1. Sarcomas are a heterogeneous group of tumors that
can occur throughout the body and encompass more than 50 subtypes
with distinct histologic lines of differentiation.
2. These rare tumors account for less than 1% of cancers in
adults (estimated 10,000 cases per year in the United States) and
represent 7% of cancers in children.
3. Approximately two thirds of soft tissue sarcomas arise in the
extremities; the remaining one third are distributed between the
retroperitoneum, trunk, abdomen, and head and neck.
4. The treatment algorithm for soft tissue sarcomas depends on tumor
stage, site, and histology.
5. Multimodality treatment including surgical resection, radiation
therapy and, in selected cases, systemic chemotherapy, has been

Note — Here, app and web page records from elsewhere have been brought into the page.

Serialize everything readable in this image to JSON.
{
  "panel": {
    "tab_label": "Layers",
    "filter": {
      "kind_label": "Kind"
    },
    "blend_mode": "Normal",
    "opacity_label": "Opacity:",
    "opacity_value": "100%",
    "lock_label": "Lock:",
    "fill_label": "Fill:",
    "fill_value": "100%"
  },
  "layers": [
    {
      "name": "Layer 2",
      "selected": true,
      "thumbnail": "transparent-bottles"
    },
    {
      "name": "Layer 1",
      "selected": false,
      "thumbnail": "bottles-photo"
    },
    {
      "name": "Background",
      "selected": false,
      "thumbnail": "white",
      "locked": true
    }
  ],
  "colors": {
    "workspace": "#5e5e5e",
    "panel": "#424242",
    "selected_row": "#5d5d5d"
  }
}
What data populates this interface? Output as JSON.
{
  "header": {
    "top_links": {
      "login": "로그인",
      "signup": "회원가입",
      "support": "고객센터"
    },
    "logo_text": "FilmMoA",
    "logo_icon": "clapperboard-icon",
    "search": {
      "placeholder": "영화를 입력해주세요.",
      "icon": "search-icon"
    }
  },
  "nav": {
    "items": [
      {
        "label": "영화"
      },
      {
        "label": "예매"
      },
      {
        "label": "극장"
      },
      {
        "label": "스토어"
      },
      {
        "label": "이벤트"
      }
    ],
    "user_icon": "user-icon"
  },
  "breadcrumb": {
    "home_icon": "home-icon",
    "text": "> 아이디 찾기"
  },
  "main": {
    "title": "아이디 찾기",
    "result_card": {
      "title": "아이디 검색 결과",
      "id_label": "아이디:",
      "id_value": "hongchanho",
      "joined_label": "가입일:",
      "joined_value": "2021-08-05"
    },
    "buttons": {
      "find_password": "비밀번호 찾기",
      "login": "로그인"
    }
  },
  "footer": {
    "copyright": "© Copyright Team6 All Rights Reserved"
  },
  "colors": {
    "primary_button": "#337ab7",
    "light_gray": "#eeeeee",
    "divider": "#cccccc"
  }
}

applied to patients with locally advanced, high-grade, extremity
6. Overall 5-year survival rate for patients with all stages of
soft tissue sarcoma is 50 to 60%.
7. Of the patients who die of sarcoma, most will succumb to metastatic
disease in the lungs, which 80% of the time occurs within
2 to 3 years of the initial diagnosis.
8. Progress in the understanding of soft tissue sarcoma biology
is crucial for the development of new therapeutic targets.
Sarcomas are a heterogeneous group of tumors that arise predominantly
from the embryonic mesoderm, but also can originate, as does the
peripheral nervous system, from the ectoderm. In 2007, approximately
9220 new cases of soft tissue sarcoma were diagnosed in the United
States with 3560 deaths attributable to disease.1 These
rare tumors account for less than 1% of cancers in adults
and represent 7% of cancers in children. Several distinct
groups of sarcomas are recognized; soft tissue sarcomas, the largest
of these groups, are the focus of this chapter. Other groups include
bone sarcomas (osteosarcomas and chondrosarcomas), Ewing’s
sarcomas, and peripheral primitive neuroectodermal tumors.
Soft tissue sarcomas can occur throughout the body and encompass more
than 50 histiotypes (Table 36-1) with distinct
histologic lines of differentiation. The most common histologic
types of soft tissue sarcoma in adults (excluding Kaposi’s
sarcoma) are malignant fibrous histiocytoma (MFH, 28%),
leiomyosarcoma (12%), liposarcoma (15%), synovial
sarcoma (10%), and malignant peripheral nerve sheath tumors
(6%).2 Rhabdomyosarcoma is the most common
soft tissue sarcoma of childhood. Most primary soft tissue sarcomas
originate in an extremity (50 to 60%); the next most common
sites are the trunk, retroperitoneum, and head and neck.
Table 36-1 Relative Frequency of Histologic Subtypes of Soft Tissue Sarcoma2 |Favorite Table|Download (.pdf)
Table 36-1 Relative Frequency of Histologic Subtypes of Soft Tissue Sarcoma2
|Malignant fibrous histiocytoma||349||28|
|Malignant peripheral nerve sheath tumor|| 72|| 6|
|Rhabdomyosarcoma|| 60|| 5|
|Fibrosarcoma|| 38|| 3|